What the task asks: Every entry that follows should be output exactly, and every image in it left out.

Stored dataset items:

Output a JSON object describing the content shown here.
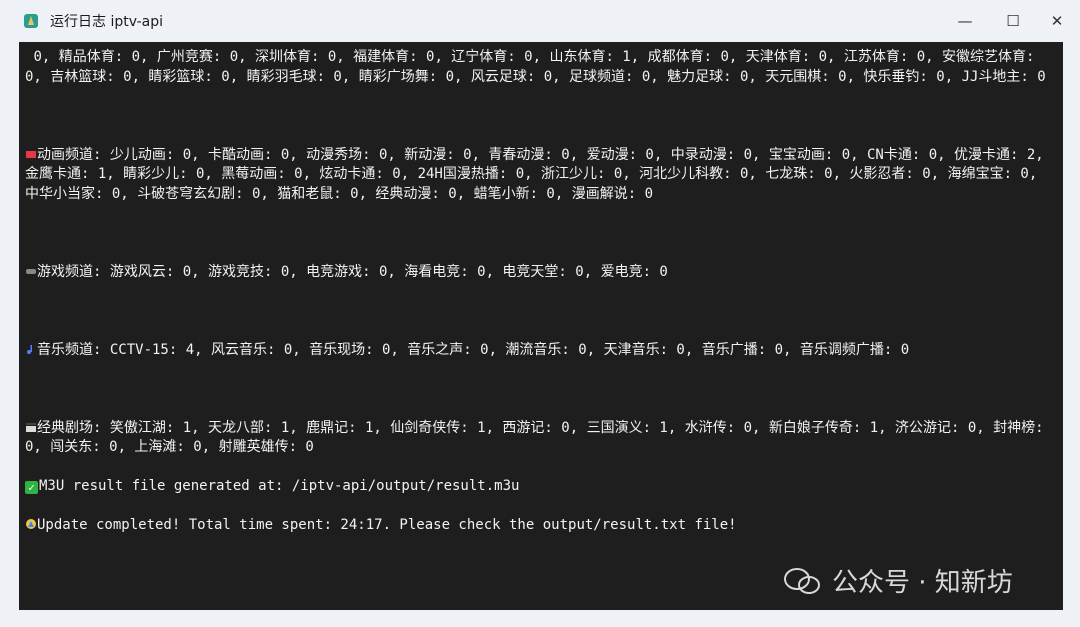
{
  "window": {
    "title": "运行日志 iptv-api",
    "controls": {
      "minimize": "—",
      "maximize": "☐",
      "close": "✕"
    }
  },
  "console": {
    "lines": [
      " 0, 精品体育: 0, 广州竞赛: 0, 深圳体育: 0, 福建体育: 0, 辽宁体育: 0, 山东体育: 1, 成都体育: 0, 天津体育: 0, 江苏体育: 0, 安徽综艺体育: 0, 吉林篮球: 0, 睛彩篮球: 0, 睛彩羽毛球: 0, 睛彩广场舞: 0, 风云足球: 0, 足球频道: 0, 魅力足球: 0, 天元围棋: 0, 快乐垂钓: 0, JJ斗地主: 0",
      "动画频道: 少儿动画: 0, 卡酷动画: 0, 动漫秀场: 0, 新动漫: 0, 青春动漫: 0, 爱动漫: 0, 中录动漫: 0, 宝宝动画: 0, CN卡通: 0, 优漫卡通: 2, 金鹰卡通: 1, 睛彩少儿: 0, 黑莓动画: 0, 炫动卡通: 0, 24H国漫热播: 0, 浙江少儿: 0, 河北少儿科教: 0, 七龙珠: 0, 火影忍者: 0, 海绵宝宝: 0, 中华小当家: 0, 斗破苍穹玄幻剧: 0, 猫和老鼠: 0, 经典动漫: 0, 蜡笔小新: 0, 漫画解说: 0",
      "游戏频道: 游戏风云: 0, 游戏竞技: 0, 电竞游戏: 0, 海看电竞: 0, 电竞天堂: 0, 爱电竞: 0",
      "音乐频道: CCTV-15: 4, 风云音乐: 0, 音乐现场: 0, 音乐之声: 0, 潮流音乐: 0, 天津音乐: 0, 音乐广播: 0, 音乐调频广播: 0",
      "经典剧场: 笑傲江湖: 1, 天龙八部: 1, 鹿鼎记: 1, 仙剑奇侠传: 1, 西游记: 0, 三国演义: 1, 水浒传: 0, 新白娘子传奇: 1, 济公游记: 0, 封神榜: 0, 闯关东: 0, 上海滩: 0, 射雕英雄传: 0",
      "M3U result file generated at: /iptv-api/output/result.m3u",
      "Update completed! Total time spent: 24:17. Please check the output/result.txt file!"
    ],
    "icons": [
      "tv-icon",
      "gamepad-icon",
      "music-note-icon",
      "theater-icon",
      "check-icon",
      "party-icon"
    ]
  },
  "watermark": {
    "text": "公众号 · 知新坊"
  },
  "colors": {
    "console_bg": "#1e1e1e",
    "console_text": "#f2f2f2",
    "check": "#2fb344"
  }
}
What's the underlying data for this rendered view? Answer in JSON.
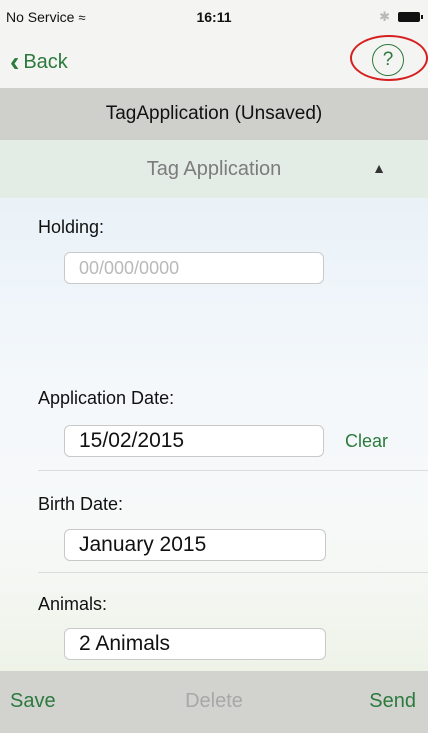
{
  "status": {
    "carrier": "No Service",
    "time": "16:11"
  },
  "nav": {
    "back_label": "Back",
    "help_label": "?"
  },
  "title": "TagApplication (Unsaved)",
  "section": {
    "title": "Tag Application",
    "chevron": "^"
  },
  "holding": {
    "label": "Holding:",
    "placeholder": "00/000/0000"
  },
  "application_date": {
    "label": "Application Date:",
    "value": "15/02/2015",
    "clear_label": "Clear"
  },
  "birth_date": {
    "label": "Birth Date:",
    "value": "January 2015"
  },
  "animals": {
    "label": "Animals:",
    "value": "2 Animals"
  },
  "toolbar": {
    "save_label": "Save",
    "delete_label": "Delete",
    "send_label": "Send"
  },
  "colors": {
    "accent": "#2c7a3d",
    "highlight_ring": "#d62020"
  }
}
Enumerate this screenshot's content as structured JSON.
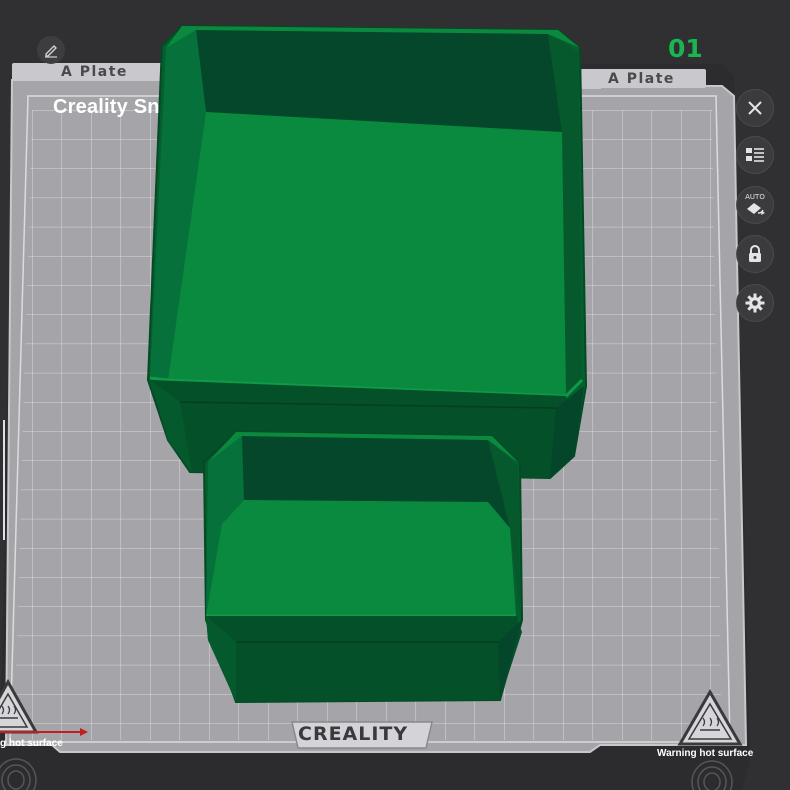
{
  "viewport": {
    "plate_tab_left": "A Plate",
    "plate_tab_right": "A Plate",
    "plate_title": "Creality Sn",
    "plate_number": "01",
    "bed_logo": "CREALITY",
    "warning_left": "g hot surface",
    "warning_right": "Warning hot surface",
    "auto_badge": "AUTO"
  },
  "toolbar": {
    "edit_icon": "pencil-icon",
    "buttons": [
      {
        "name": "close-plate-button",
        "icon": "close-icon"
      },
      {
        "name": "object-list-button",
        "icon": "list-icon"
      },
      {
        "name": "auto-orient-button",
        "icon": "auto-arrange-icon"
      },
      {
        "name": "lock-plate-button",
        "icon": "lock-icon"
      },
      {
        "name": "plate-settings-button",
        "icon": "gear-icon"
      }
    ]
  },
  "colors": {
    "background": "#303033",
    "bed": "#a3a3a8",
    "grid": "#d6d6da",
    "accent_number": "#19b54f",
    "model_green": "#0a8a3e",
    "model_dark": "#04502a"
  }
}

Written answer:
Output a JSON object describing the content shown here.
{
  "window": {
    "title": "运行日志 iptv-api",
    "controls": {
      "minimize": "—",
      "maximize": "☐",
      "close": "✕"
    }
  },
  "console": {
    "lines": [
      " 0, 精品体育: 0, 广州竞赛: 0, 深圳体育: 0, 福建体育: 0, 辽宁体育: 0, 山东体育: 1, 成都体育: 0, 天津体育: 0, 江苏体育: 0, 安徽综艺体育: 0, 吉林篮球: 0, 睛彩篮球: 0, 睛彩羽毛球: 0, 睛彩广场舞: 0, 风云足球: 0, 足球频道: 0, 魅力足球: 0, 天元围棋: 0, 快乐垂钓: 0, JJ斗地主: 0",
      "动画频道: 少儿动画: 0, 卡酷动画: 0, 动漫秀场: 0, 新动漫: 0, 青春动漫: 0, 爱动漫: 0, 中录动漫: 0, 宝宝动画: 0, CN卡通: 0, 优漫卡通: 2, 金鹰卡通: 1, 睛彩少儿: 0, 黑莓动画: 0, 炫动卡通: 0, 24H国漫热播: 0, 浙江少儿: 0, 河北少儿科教: 0, 七龙珠: 0, 火影忍者: 0, 海绵宝宝: 0, 中华小当家: 0, 斗破苍穹玄幻剧: 0, 猫和老鼠: 0, 经典动漫: 0, 蜡笔小新: 0, 漫画解说: 0",
      "游戏频道: 游戏风云: 0, 游戏竞技: 0, 电竞游戏: 0, 海看电竞: 0, 电竞天堂: 0, 爱电竞: 0",
      "音乐频道: CCTV-15: 4, 风云音乐: 0, 音乐现场: 0, 音乐之声: 0, 潮流音乐: 0, 天津音乐: 0, 音乐广播: 0, 音乐调频广播: 0",
      "经典剧场: 笑傲江湖: 1, 天龙八部: 1, 鹿鼎记: 1, 仙剑奇侠传: 1, 西游记: 0, 三国演义: 1, 水浒传: 0, 新白娘子传奇: 1, 济公游记: 0, 封神榜: 0, 闯关东: 0, 上海滩: 0, 射雕英雄传: 0",
      "M3U result file generated at: /iptv-api/output/result.m3u",
      "Update completed! Total time spent: 24:17. Please check the output/result.txt file!"
    ],
    "icons": [
      "tv-icon",
      "gamepad-icon",
      "music-note-icon",
      "theater-icon",
      "check-icon",
      "party-icon"
    ]
  },
  "watermark": {
    "text": "公众号 · 知新坊"
  },
  "colors": {
    "console_bg": "#1e1e1e",
    "console_text": "#f2f2f2",
    "check": "#2fb344"
  }
}
What's the underlying data for this rendered view? Answer in JSON.
{
  "status": {
    "carrier": "No Service",
    "time": "16:11"
  },
  "nav": {
    "back_label": "Back",
    "help_label": "?"
  },
  "title": "TagApplication (Unsaved)",
  "section": {
    "title": "Tag Application",
    "chevron": "^"
  },
  "holding": {
    "label": "Holding:",
    "placeholder": "00/000/0000"
  },
  "application_date": {
    "label": "Application Date:",
    "value": "15/02/2015",
    "clear_label": "Clear"
  },
  "birth_date": {
    "label": "Birth Date:",
    "value": "January 2015"
  },
  "animals": {
    "label": "Animals:",
    "value": "2 Animals"
  },
  "toolbar": {
    "save_label": "Save",
    "delete_label": "Delete",
    "send_label": "Send"
  },
  "colors": {
    "accent": "#2c7a3d",
    "highlight_ring": "#d62020"
  }
}
Enumerate this screenshot's content as structured JSON.
{
  "viewport": {
    "plate_tab_left": "A Plate",
    "plate_tab_right": "A Plate",
    "plate_title": "Creality Sn",
    "plate_number": "01",
    "bed_logo": "CREALITY",
    "warning_left": "g hot surface",
    "warning_right": "Warning hot surface",
    "auto_badge": "AUTO"
  },
  "toolbar": {
    "edit_icon": "pencil-icon",
    "buttons": [
      {
        "name": "close-plate-button",
        "icon": "close-icon"
      },
      {
        "name": "object-list-button",
        "icon": "list-icon"
      },
      {
        "name": "auto-orient-button",
        "icon": "auto-arrange-icon"
      },
      {
        "name": "lock-plate-button",
        "icon": "lock-icon"
      },
      {
        "name": "plate-settings-button",
        "icon": "gear-icon"
      }
    ]
  },
  "colors": {
    "background": "#303033",
    "bed": "#a3a3a8",
    "grid": "#d6d6da",
    "accent_number": "#19b54f",
    "model_green": "#0a8a3e",
    "model_dark": "#04502a"
  }
}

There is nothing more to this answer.